## [PROBLEM DESCRIPTION]
All the data below needs to be retyped exactly as shown.

## [DATA TO PROCESS]
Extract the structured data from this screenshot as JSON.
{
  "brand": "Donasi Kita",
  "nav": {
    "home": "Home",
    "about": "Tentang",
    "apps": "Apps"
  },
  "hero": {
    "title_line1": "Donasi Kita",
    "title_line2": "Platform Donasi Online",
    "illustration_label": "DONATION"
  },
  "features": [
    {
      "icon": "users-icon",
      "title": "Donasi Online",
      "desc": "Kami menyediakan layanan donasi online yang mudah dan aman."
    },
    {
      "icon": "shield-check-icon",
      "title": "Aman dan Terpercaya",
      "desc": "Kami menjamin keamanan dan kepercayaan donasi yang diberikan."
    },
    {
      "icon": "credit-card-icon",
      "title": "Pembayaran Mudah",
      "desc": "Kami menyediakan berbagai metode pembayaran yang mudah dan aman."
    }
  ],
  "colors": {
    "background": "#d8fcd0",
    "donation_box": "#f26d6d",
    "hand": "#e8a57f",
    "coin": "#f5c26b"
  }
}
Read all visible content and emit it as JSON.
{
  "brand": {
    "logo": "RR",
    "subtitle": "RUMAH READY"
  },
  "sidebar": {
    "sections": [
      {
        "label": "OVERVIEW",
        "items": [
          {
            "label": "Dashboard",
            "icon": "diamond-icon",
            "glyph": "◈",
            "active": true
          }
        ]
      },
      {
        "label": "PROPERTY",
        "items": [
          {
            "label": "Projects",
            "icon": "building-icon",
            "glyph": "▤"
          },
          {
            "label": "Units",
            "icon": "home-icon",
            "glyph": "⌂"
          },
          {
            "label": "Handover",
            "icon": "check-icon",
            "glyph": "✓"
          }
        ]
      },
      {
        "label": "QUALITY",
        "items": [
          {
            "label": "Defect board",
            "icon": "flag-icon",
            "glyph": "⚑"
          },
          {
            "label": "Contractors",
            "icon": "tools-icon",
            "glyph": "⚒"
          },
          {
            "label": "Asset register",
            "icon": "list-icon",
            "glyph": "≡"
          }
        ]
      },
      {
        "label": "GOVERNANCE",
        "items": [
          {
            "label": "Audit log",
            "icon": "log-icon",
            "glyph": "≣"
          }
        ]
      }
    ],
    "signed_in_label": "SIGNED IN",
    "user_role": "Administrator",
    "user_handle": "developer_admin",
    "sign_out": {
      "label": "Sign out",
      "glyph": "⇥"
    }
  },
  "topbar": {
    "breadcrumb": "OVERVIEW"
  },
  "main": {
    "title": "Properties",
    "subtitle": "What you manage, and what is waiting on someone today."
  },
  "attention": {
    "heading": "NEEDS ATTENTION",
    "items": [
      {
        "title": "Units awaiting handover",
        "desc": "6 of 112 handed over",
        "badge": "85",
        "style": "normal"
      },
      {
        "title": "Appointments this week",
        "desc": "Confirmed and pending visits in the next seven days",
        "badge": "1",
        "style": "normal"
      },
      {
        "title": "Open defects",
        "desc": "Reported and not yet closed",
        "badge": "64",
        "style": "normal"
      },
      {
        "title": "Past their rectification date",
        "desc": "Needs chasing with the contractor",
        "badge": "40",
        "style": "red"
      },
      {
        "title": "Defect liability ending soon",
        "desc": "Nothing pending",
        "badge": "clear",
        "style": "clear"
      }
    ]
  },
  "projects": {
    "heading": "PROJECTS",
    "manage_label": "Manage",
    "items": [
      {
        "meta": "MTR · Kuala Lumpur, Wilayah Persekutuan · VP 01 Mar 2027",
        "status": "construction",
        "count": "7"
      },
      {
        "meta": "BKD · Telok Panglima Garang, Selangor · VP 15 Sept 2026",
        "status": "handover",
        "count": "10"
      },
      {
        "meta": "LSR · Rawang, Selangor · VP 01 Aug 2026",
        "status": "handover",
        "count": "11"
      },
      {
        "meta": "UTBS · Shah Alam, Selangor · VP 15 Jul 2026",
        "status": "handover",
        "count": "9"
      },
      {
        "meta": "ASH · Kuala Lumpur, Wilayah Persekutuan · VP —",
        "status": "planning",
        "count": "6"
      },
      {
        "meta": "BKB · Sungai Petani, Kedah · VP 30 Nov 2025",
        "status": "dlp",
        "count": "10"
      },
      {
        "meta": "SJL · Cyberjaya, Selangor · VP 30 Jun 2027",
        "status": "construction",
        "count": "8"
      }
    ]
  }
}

## [PROBLEM SOLUTION]
Extract the structured data from this screenshot as JSON.
{
  "brand": "Donasi Kita",
  "nav": {
    "home": "Home",
    "about": "Tentang",
    "apps": "Apps"
  },
  "hero": {
    "title_line1": "Donasi Kita",
    "title_line2": "Platform Donasi Online",
    "illustration_label": "DONATION"
  },
  "features": [
    {
      "icon": "users-icon",
      "title": "Donasi Online",
      "desc": "Kami menyediakan layanan donasi online yang mudah dan aman."
    },
    {
      "icon": "shield-check-icon",
      "title": "Aman dan Terpercaya",
      "desc": "Kami menjamin keamanan dan kepercayaan donasi yang diberikan."
    },
    {
      "icon": "credit-card-icon",
      "title": "Pembayaran Mudah",
      "desc": "Kami menyediakan berbagai metode pembayaran yang mudah dan aman."
    }
  ],
  "colors": {
    "background": "#d8fcd0",
    "donation_box": "#f26d6d",
    "hand": "#e8a57f",
    "coin": "#f5c26b"
  }
}
Read all visible content and emit it as JSON.
{
  "brand": {
    "logo": "RR",
    "subtitle": "RUMAH READY"
  },
  "sidebar": {
    "sections": [
      {
        "label": "OVERVIEW",
        "items": [
          {
            "label": "Dashboard",
            "icon": "diamond-icon",
            "glyph": "◈",
            "active": true
          }
        ]
      },
      {
        "label": "PROPERTY",
        "items": [
          {
            "label": "Projects",
            "icon": "building-icon",
            "glyph": "▤"
          },
          {
            "label": "Units",
            "icon": "home-icon",
            "glyph": "⌂"
          },
          {
            "label": "Handover",
            "icon": "check-icon",
            "glyph": "✓"
          }
        ]
      },
      {
        "label": "QUALITY",
        "items": [
          {
            "label": "Defect board",
            "icon": "flag-icon",
            "glyph": "⚑"
          },
          {
            "label": "Contractors",
            "icon": "tools-icon",
            "glyph": "⚒"
          },
          {
            "label": "Asset register",
            "icon": "list-icon",
            "glyph": "≡"
          }
        ]
      },
      {
        "label": "GOVERNANCE",
        "items": [
          {
            "label": "Audit log",
            "icon": "log-icon",
            "glyph": "≣"
          }
        ]
      }
    ],
    "signed_in_label": "SIGNED IN",
    "user_role": "Administrator",
    "user_handle": "developer_admin",
    "sign_out": {
      "label": "Sign out",
      "glyph": "⇥"
    }
  },
  "topbar": {
    "breadcrumb": "OVERVIEW"
  },
  "main": {
    "title": "Properties",
    "subtitle": "What you manage, and what is waiting on someone today."
  },
  "attention": {
    "heading": "NEEDS ATTENTION",
    "items": [
      {
        "title": "Units awaiting handover",
        "desc": "6 of 112 handed over",
        "badge": "85",
        "style": "normal"
      },
      {
        "title": "Appointments this week",
        "desc": "Confirmed and pending visits in the next seven days",
        "badge": "1",
        "style": "normal"
      },
      {
        "title": "Open defects",
        "desc": "Reported and not yet closed",
        "badge": "64",
        "style": "normal"
      },
      {
        "title": "Past their rectification date",
        "desc": "Needs chasing with the contractor",
        "badge": "40",
        "style": "red"
      },
      {
        "title": "Defect liability ending soon",
        "desc": "Nothing pending",
        "badge": "clear",
        "style": "clear"
      }
    ]
  },
  "projects": {
    "heading": "PROJECTS",
    "manage_label": "Manage",
    "items": [
      {
        "meta": "MTR · Kuala Lumpur, Wilayah Persekutuan · VP 01 Mar 2027",
        "status": "construction",
        "count": "7"
      },
      {
        "meta": "BKD · Telok Panglima Garang, Selangor · VP 15 Sept 2026",
        "status": "handover",
        "count": "10"
      },
      {
        "meta": "LSR · Rawang, Selangor · VP 01 Aug 2026",
        "status": "handover",
        "count": "11"
      },
      {
        "meta": "UTBS · Shah Alam, Selangor · VP 15 Jul 2026",
        "status": "handover",
        "count": "9"
      },
      {
        "meta": "ASH · Kuala Lumpur, Wilayah Persekutuan · VP —",
        "status": "planning",
        "count": "6"
      },
      {
        "meta": "BKB · Sungai Petani, Kedah · VP 30 Nov 2025",
        "status": "dlp",
        "count": "10"
      },
      {
        "meta": "SJL · Cyberjaya, Selangor · VP 30 Jun 2027",
        "status": "construction",
        "count": "8"
      }
    ]
  }
}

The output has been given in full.